Mike Schroepfer, Chief Technology Officer, Facebook, in a blog post announced major changes to the company’s data access policies, alongside informing the public that the Facebook information of up to 87 million people may have been shared ‘improperly’ by Cambridge Analytica.
Facebook on Wednesday publicly announced that as many as 87 million Facebook users may have been impacted by the Cambridge Analytica data misuse scandal, who were mainly US residents. This contradicts the previously reported 50 million users by a large margin, raising questions over the internal inquiry process of Facebook. Meanwhile, Cambridge Analytica has refuted the claims made by Facebook and said that it had access to the ‘licensed’ data of only 30 million people. The Facebook-Cambridge Analytica data misuse scandal took a sharp hit after a few days of calm that allowed both the firms to assess their policies.
Mike Schroepfer, Chief Technology Officer, Facebook, in a blog post announced major changes to the company’s data access policies, alongside informing the public that the Facebook information of up to 87 million people may have been shared ‘improperly’ by Cambridge Analytica. “In total, we believe the Facebook information of up to 87 million people — mostly in the US — may have been improperly shared with Cambridge Analytica,” he noted in the post.
On the contrary, Cambridge Analytica has said that it had a licence to use the data of not more than 30 million users that a research firm Global Science Research, or GSR, used illicitly. “Cambridge Analytica licensed data for no more than 30 million people from GSR, as is clearly stated in our contract with the research company. We did not receive more data than this,” said Cambridge Analytica.
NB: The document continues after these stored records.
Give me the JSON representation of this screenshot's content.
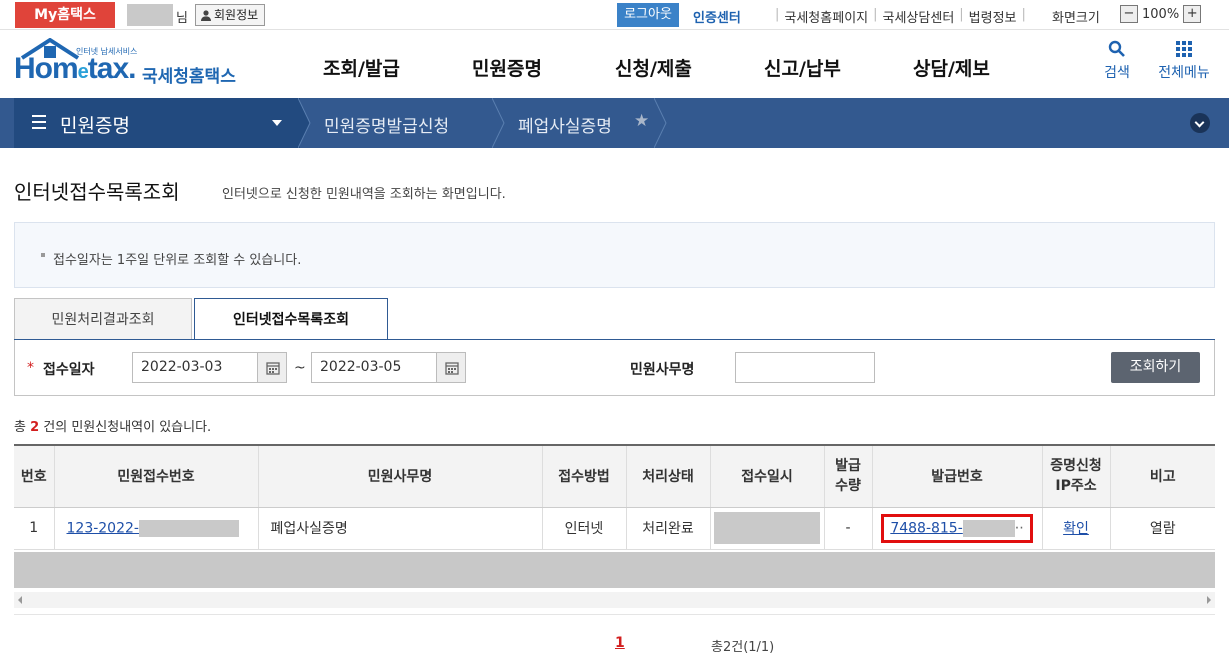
{
  "topbar": {
    "my_hometax": "My홈택스",
    "user_suffix": "님",
    "member_info": "회원정보",
    "logout": "로그아웃",
    "cert_center": "인증센터",
    "links": [
      "국세청홈페이지",
      "국세상담센터",
      "법령정보"
    ],
    "zoom_label": "화면크기",
    "zoom_minus": "−",
    "zoom_value": "100%",
    "zoom_plus": "+"
  },
  "header": {
    "logo_small": "인터넷 납세서비스",
    "logo_home": "Hom",
    "logo_e": "e",
    "logo_tax": "tax.",
    "logo_korean": "국세청홈택스",
    "gnb": [
      "조회/발급",
      "민원증명",
      "신청/제출",
      "신고/납부",
      "상담/제보"
    ],
    "search_label": "검색",
    "allmenu_label": "전체메뉴"
  },
  "location": {
    "section": "민원증명",
    "items": [
      "민원증명발급신청",
      "폐업사실증명"
    ]
  },
  "page": {
    "title": "인터넷접수목록조회",
    "description": "인터넷으로 신청한 민원내역을 조회하는 화면입니다.",
    "info": "접수일자는 1주일 단위로 조회할 수 있습니다."
  },
  "tabs": [
    "민원처리결과조회",
    "인터넷접수목록조회"
  ],
  "search": {
    "required_mark": "*",
    "date_label": "접수일자",
    "from_date": "2022-03-03",
    "tilde": "~",
    "to_date": "2022-03-05",
    "office_label": "민원사무명",
    "office_value": "",
    "submit": "조회하기"
  },
  "count": {
    "prefix": "총",
    "value": "2",
    "suffix": "건의 민원신청내역이 있습니다."
  },
  "table": {
    "headers": [
      "번호",
      "민원접수번호",
      "민원사무명",
      "접수방법",
      "처리상태",
      "접수일시",
      "발급\n수량",
      "발급번호",
      "증명신청\nIP주소",
      "비고"
    ],
    "rows": [
      {
        "no": "1",
        "receipt_no": "123-2022-",
        "office": "폐업사실증명",
        "method": "인터넷",
        "status": "처리완료",
        "qty": "-",
        "issue_no": "7488-815-",
        "ip": "확인",
        "note": "열람"
      }
    ]
  },
  "pagination": {
    "current": "1",
    "total_text": "총2건(1/1)"
  },
  "colors": {
    "brand_blue": "#1f67b2",
    "nav_bar": "#33598f",
    "highlight": "#e10e0e",
    "my_hometax": "#e0443a"
  }
}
The firm further added that when Facebook contacted them over the improper harvesting of data, it ‘immediately’ scraped raw data from the file server, in addition to locating and removing any instances or derivatives in the system.
Further, Schroepfer also said that starting April 9, Facebook users will see a link on the top of their News Feed that will enable them to see the apps they use and what information these apps gain from your profile – including the data harvested by Cambridge Analytica.
Facebook has also outlined several other measures that will be effective on all the Facebook platforms including Instagram, Messenger, and WhatsApp. For the first time ever, Facebook is also admitting that it shares data with Instagram, Messenger, and WhatsApp platforms indirectly in the same post. Earlier, Facebook never mentioned its platforms in the terms of service until now when the company explicitly wrote down the names of other companies it owns – are bound by the new terms of service. This comes as obvious to everyone who knows that all the three platforms – Instagram, Messenger, and WhatsApp – are owned by Facebook, however, the social media giant has never been much clear about the data sharing policies for each platform – sending many regulators worldwide into a tizzy.
While Facebook is claiming to tighten the data access rules on its platform and associated third-party websites and apps, a lot of hidden insight has been thrown into how Facebook shares users’ data with the advertisers. Facebook explained in the blog post how it uses your name, profile picture, and actions on Facebook, as well as, previous interactions with ads. This information can be used to show your friends about an event that you’re interested in or a brand you liked after seeing it on Facebook as a part of the paid promotion. This shows how companies pay Facebook to show its users the relevant brands and products meanwhile mapping their interests with the help of algorithms.